- REQUIRED ACTION
The records below are made of lines; count those holding the word "JSON" and give the number only.

Data about app and page elements
——————
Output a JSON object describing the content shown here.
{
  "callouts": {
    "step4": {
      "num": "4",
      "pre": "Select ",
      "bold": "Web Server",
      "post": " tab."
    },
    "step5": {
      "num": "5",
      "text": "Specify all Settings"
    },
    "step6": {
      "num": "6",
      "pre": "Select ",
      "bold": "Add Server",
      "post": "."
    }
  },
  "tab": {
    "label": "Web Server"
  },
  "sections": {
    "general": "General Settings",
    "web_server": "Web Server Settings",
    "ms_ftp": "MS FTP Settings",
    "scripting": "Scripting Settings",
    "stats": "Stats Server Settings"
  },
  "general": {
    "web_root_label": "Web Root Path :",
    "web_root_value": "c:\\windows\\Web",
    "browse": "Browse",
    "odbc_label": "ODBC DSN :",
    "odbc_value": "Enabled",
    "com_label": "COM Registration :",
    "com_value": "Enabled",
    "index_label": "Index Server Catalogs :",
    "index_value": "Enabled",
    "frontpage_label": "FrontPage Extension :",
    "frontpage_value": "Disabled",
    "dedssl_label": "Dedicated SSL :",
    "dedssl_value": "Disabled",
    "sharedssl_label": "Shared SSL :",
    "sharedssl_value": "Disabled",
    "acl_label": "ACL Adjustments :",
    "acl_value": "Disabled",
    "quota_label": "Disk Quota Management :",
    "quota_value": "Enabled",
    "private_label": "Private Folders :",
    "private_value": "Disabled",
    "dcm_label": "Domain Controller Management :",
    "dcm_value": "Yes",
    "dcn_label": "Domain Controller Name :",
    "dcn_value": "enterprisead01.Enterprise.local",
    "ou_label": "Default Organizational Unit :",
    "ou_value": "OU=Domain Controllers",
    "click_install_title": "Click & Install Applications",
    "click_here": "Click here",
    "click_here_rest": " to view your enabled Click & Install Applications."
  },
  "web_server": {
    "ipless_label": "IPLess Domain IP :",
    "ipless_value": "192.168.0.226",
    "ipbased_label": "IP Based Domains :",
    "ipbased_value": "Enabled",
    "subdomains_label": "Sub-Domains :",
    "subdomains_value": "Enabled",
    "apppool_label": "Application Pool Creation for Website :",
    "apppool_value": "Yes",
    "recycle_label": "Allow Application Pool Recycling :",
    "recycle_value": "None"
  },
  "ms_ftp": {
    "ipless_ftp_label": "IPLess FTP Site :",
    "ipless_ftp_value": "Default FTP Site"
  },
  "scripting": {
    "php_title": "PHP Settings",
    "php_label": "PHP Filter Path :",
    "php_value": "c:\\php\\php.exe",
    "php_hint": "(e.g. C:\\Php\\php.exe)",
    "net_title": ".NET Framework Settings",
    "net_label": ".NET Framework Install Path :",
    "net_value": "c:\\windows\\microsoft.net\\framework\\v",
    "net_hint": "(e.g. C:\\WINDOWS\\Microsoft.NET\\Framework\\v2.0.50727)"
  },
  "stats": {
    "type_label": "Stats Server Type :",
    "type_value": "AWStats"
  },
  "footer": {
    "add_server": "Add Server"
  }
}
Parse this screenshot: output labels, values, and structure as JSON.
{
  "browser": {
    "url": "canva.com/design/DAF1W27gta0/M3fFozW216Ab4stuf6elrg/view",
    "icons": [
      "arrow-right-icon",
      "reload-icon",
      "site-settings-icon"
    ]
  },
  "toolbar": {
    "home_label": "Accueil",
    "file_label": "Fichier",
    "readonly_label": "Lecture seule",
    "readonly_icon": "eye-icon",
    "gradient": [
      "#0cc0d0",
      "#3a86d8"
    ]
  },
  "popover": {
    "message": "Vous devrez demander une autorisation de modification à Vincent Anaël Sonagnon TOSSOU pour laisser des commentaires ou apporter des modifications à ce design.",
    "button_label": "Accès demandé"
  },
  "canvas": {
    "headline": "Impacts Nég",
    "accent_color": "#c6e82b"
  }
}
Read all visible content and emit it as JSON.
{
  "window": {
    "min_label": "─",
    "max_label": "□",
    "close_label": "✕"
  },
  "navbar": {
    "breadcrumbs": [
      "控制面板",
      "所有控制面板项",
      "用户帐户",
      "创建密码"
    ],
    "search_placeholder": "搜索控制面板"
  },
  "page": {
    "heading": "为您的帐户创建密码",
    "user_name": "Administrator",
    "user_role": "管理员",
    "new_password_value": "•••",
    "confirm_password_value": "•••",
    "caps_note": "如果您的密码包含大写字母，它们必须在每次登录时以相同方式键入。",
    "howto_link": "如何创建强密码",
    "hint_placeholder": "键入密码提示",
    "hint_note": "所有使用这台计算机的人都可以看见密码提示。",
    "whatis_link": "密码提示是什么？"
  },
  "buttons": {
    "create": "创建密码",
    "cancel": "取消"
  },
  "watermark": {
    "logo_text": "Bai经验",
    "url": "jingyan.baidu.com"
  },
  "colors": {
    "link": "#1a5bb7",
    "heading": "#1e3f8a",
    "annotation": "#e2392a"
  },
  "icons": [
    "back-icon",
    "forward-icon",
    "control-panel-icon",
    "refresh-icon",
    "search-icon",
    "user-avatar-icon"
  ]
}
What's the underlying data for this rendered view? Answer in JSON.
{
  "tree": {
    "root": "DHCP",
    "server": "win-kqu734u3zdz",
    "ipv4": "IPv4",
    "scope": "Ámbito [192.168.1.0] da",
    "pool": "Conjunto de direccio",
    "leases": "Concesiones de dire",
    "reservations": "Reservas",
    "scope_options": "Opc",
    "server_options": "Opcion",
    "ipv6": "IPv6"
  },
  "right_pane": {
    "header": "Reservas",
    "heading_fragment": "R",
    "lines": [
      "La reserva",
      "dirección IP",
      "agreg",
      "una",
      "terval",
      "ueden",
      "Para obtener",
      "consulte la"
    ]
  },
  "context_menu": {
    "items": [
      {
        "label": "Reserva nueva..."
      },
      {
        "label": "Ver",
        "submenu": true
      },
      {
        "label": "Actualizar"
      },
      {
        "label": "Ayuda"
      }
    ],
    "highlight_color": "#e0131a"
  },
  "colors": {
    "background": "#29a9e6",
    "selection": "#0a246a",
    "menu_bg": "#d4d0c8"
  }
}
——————
- RESULT FOR THIS TASK
4